Indiana University Libraries Moving Image Archive

A Snapshot into Amateur Filmmaking

On the phone, Lori Marion explained to me that her father always had a camera in his hand, and that he was “meticulous” about dating and organizing their home-movies.1 His eye for creating innovative ways to contextualize the filmed events is particularly evident in the family’s travel movies.

An added transition by Lori's father to the home movie "Milwaukee Zoo".

For example, “Lori Marion #1” begins with Lori standing beside her father as he holds a poster with cutout bubble letters that read, “California Vacation June 19, 1965.” He then presumably returns to wielding the camera and begins to pan shots of the family Buick, their mode of transportation for the vacation ahead, which will take them from their home in Illinois all the way to Baja California, Mexico, and back. Throughout the travel films, he makes a point of filming state welcome signs and other geographical markers, which help situate the films, especially for viewers in an archive who do not hold personal memories of the vacation. One interesting feature about this home movie collection is the presence of premade titles, which Lori’s father spliced onto some of the reels to add contextualization. These may have been used with a “Brownie Movie Titler Outfit” and a Kodak title sheet. In an email, Lori told me that her dad had, “some type of film editor and a splicer,” and that she imagined he might have used those to add the introductions onto the films.1 The introductions offer a fascinating window into early D-I-Y contextualization techniques. In these little introductions, we can also see moving image embodiments of some of the home movie techniques suggested in Eastman Kodak’s How to Make Good Home Movies.11 For example, an animation method using blocks and exposure technique described in the Eastman Kodak book is illustrated in the title sequence of “May First Pictures, Lori Pollack 1960.”  
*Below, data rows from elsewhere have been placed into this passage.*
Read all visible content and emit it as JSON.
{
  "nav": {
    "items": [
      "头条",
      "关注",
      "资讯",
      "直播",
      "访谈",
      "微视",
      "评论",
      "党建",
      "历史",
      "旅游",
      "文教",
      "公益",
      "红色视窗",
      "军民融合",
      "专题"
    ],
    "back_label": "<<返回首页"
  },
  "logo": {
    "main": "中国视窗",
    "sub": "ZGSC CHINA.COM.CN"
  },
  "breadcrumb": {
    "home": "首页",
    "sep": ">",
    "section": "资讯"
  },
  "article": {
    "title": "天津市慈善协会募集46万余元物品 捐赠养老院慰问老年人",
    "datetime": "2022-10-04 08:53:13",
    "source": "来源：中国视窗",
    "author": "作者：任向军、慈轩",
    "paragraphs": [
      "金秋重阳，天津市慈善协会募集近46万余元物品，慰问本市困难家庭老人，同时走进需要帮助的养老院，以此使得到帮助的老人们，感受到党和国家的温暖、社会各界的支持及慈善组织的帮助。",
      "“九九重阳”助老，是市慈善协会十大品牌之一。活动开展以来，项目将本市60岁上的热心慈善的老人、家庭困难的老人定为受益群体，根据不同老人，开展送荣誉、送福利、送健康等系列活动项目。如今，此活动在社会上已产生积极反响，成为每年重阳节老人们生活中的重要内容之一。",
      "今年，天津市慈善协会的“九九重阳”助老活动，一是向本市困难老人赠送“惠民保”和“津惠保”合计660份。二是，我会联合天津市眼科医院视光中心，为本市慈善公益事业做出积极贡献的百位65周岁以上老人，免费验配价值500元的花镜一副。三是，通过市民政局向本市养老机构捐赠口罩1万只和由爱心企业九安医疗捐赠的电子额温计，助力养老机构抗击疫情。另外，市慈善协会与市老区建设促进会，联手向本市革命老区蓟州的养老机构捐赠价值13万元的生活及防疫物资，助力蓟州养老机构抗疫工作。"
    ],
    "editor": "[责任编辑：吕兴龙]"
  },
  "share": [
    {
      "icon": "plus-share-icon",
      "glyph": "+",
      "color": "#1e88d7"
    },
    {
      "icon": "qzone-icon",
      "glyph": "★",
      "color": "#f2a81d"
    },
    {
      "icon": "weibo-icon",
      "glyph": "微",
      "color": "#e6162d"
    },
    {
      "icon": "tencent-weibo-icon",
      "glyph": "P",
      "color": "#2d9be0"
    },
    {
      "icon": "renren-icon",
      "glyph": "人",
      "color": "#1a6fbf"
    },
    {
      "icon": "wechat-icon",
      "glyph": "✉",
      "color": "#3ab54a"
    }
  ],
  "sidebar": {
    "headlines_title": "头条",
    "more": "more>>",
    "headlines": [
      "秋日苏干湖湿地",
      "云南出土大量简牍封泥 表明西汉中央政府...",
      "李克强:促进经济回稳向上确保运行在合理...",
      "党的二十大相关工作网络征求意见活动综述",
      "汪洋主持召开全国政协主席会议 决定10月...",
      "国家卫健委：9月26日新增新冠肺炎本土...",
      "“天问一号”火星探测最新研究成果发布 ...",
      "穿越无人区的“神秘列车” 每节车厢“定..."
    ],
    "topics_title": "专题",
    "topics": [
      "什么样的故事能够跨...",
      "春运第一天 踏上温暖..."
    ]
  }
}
"Cooling Off" is one example of inventive title creation without sound.

The efforts put into editing and creating titles, for Lori’s father, was in service to showing the films to friends and relatives. In our phone conversation, Lori described the practice of her father converting the garage into a projection room to periodically show the family’s movies off to neighbors. The setting up of projectors and home movie viewing rooms has been described as a ritual by film scholar Fred Camper.12 With the focus on sharing, home-movies can be analyzed as cultural precursors to social media sites like Instagram, Facebook, and Youtube, making them invaluable in the study of the human relationship to communication technology in the United States. 

To view the complete collection of Lori Marion home movies, click here.

A Snapshot into Amateur Filmmaking